- TASK BRIEF -
An identical copy of the records below is the expected result.

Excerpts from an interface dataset

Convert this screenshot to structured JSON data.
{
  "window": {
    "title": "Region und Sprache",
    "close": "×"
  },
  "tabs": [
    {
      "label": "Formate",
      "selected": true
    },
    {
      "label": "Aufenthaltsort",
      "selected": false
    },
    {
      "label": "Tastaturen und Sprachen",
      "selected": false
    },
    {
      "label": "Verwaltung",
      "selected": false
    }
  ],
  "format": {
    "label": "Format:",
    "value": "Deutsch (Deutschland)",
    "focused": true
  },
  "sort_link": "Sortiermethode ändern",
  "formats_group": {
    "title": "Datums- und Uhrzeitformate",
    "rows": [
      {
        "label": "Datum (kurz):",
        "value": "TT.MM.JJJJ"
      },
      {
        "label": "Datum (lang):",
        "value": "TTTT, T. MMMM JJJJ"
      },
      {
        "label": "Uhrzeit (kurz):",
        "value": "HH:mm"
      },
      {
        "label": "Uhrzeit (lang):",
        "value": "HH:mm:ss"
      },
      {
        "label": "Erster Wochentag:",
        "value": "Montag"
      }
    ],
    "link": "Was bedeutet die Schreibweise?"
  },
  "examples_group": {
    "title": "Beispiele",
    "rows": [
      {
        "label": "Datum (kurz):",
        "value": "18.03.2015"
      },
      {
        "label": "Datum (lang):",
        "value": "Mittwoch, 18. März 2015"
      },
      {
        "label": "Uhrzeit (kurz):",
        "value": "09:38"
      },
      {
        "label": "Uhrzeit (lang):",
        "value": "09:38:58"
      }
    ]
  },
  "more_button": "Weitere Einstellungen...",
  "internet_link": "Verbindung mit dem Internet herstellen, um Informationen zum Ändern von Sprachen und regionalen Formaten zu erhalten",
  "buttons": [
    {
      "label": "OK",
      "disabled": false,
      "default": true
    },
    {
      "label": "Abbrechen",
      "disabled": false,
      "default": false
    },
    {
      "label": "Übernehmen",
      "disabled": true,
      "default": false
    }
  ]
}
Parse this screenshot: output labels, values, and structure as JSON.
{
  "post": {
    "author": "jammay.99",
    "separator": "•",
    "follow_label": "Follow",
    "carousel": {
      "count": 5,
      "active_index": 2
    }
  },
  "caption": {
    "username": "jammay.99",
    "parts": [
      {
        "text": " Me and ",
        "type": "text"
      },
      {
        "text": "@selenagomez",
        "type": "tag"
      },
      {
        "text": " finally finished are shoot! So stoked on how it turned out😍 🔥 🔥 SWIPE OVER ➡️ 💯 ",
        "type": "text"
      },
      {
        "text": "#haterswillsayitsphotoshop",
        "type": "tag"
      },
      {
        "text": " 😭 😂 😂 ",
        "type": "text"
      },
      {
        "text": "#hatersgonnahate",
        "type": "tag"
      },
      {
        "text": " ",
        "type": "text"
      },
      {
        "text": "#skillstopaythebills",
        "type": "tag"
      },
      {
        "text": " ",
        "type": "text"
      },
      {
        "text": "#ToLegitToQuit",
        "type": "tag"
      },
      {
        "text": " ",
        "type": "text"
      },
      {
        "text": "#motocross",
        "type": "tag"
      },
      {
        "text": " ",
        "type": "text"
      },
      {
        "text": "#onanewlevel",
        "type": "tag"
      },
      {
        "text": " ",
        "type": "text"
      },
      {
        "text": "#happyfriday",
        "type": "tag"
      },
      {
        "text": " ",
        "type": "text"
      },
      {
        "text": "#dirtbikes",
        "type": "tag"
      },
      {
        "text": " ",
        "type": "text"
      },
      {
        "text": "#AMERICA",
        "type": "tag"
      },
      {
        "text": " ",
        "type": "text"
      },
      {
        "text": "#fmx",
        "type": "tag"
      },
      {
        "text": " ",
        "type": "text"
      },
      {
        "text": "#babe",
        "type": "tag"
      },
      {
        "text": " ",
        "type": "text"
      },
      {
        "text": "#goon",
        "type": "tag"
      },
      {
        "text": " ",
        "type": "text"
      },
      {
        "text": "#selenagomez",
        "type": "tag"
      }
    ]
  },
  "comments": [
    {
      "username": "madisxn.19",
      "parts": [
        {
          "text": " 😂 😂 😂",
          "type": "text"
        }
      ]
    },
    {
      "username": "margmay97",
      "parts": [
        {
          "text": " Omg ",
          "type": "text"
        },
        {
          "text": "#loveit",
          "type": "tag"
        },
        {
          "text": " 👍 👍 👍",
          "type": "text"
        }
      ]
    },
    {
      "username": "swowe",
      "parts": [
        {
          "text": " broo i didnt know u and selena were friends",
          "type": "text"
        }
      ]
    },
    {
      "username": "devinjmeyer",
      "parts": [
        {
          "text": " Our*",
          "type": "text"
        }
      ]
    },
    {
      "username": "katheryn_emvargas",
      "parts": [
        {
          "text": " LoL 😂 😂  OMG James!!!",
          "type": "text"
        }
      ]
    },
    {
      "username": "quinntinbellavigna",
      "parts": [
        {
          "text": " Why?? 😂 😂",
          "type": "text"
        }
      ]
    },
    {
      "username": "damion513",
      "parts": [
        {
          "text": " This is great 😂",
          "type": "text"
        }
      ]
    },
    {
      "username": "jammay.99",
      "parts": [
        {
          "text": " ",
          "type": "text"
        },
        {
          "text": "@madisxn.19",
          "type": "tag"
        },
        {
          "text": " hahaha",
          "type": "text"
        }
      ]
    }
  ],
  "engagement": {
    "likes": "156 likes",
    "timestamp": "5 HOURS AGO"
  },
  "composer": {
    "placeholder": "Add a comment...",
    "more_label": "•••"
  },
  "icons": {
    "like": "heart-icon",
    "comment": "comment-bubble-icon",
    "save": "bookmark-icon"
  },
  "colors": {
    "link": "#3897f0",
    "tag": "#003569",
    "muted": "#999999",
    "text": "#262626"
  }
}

- ANSWER BELOW -
Convert this screenshot to structured JSON data.
{
  "window": {
    "title": "Region und Sprache",
    "close": "×"
  },
  "tabs": [
    {
      "label": "Formate",
      "selected": true
    },
    {
      "label": "Aufenthaltsort",
      "selected": false
    },
    {
      "label": "Tastaturen und Sprachen",
      "selected": false
    },
    {
      "label": "Verwaltung",
      "selected": false
    }
  ],
  "format": {
    "label": "Format:",
    "value": "Deutsch (Deutschland)",
    "focused": true
  },
  "sort_link": "Sortiermethode ändern",
  "formats_group": {
    "title": "Datums- und Uhrzeitformate",
    "rows": [
      {
        "label": "Datum (kurz):",
        "value": "TT.MM.JJJJ"
      },
      {
        "label": "Datum (lang):",
        "value": "TTTT, T. MMMM JJJJ"
      },
      {
        "label": "Uhrzeit (kurz):",
        "value": "HH:mm"
      },
      {
        "label": "Uhrzeit (lang):",
        "value": "HH:mm:ss"
      },
      {
        "label": "Erster Wochentag:",
        "value": "Montag"
      }
    ],
    "link": "Was bedeutet die Schreibweise?"
  },
  "examples_group": {
    "title": "Beispiele",
    "rows": [
      {
        "label": "Datum (kurz):",
        "value": "18.03.2015"
      },
      {
        "label": "Datum (lang):",
        "value": "Mittwoch, 18. März 2015"
      },
      {
        "label": "Uhrzeit (kurz):",
        "value": "09:38"
      },
      {
        "label": "Uhrzeit (lang):",
        "value": "09:38:58"
      }
    ]
  },
  "more_button": "Weitere Einstellungen...",
  "internet_link": "Verbindung mit dem Internet herstellen, um Informationen zum Ändern von Sprachen und regionalen Formaten zu erhalten",
  "buttons": [
    {
      "label": "OK",
      "disabled": false,
      "default": true
    },
    {
      "label": "Abbrechen",
      "disabled": false,
      "default": false
    },
    {
      "label": "Übernehmen",
      "disabled": true,
      "default": false
    }
  ]
}
Parse this screenshot: output labels, values, and structure as JSON.
{
  "post": {
    "author": "jammay.99",
    "separator": "•",
    "follow_label": "Follow",
    "carousel": {
      "count": 5,
      "active_index": 2
    }
  },
  "caption": {
    "username": "jammay.99",
    "parts": [
      {
        "text": " Me and ",
        "type": "text"
      },
      {
        "text": "@selenagomez",
        "type": "tag"
      },
      {
        "text": " finally finished are shoot! So stoked on how it turned out😍 🔥 🔥 SWIPE OVER ➡️ 💯 ",
        "type": "text"
      },
      {
        "text": "#haterswillsayitsphotoshop",
        "type": "tag"
      },
      {
        "text": " 😭 😂 😂 ",
        "type": "text"
      },
      {
        "text": "#hatersgonnahate",
        "type": "tag"
      },
      {
        "text": " ",
        "type": "text"
      },
      {
        "text": "#skillstopaythebills",
        "type": "tag"
      },
      {
        "text": " ",
        "type": "text"
      },
      {
        "text": "#ToLegitToQuit",
        "type": "tag"
      },
      {
        "text": " ",
        "type": "text"
      },
      {
        "text": "#motocross",
        "type": "tag"
      },
      {
        "text": " ",
        "type": "text"
      },
      {
        "text": "#onanewlevel",
        "type": "tag"
      },
      {
        "text": " ",
        "type": "text"
      },
      {
        "text": "#happyfriday",
        "type": "tag"
      },
      {
        "text": " ",
        "type": "text"
      },
      {
        "text": "#dirtbikes",
        "type": "tag"
      },
      {
        "text": " ",
        "type": "text"
      },
      {
        "text": "#AMERICA",
        "type": "tag"
      },
      {
        "text": " ",
        "type": "text"
      },
      {
        "text": "#fmx",
        "type": "tag"
      },
      {
        "text": " ",
        "type": "text"
      },
      {
        "text": "#babe",
        "type": "tag"
      },
      {
        "text": " ",
        "type": "text"
      },
      {
        "text": "#goon",
        "type": "tag"
      },
      {
        "text": " ",
        "type": "text"
      },
      {
        "text": "#selenagomez",
        "type": "tag"
      }
    ]
  },
  "comments": [
    {
      "username": "madisxn.19",
      "parts": [
        {
          "text": " 😂 😂 😂",
          "type": "text"
        }
      ]
    },
    {
      "username": "margmay97",
      "parts": [
        {
          "text": " Omg ",
          "type": "text"
        },
        {
          "text": "#loveit",
          "type": "tag"
        },
        {
          "text": " 👍 👍 👍",
          "type": "text"
        }
      ]
    },
    {
      "username": "swowe",
      "parts": [
        {
          "text": " broo i didnt know u and selena were friends",
          "type": "text"
        }
      ]
    },
    {
      "username": "devinjmeyer",
      "parts": [
        {
          "text": " Our*",
          "type": "text"
        }
      ]
    },
    {
      "username": "katheryn_emvargas",
      "parts": [
        {
          "text": " LoL 😂 😂  OMG James!!!",
          "type": "text"
        }
      ]
    },
    {
      "username": "quinntinbellavigna",
      "parts": [
        {
          "text": " Why?? 😂 😂",
          "type": "text"
        }
      ]
    },
    {
      "username": "damion513",
      "parts": [
        {
          "text": " This is great 😂",
          "type": "text"
        }
      ]
    },
    {
      "username": "jammay.99",
      "parts": [
        {
          "text": " ",
          "type": "text"
        },
        {
          "text": "@madisxn.19",
          "type": "tag"
        },
        {
          "text": " hahaha",
          "type": "text"
        }
      ]
    }
  ],
  "engagement": {
    "likes": "156 likes",
    "timestamp": "5 HOURS AGO"
  },
  "composer": {
    "placeholder": "Add a comment...",
    "more_label": "•••"
  },
  "icons": {
    "like": "heart-icon",
    "comment": "comment-bubble-icon",
    "save": "bookmark-icon"
  },
  "colors": {
    "link": "#3897f0",
    "tag": "#003569",
    "muted": "#999999",
    "text": "#262626"
  }
}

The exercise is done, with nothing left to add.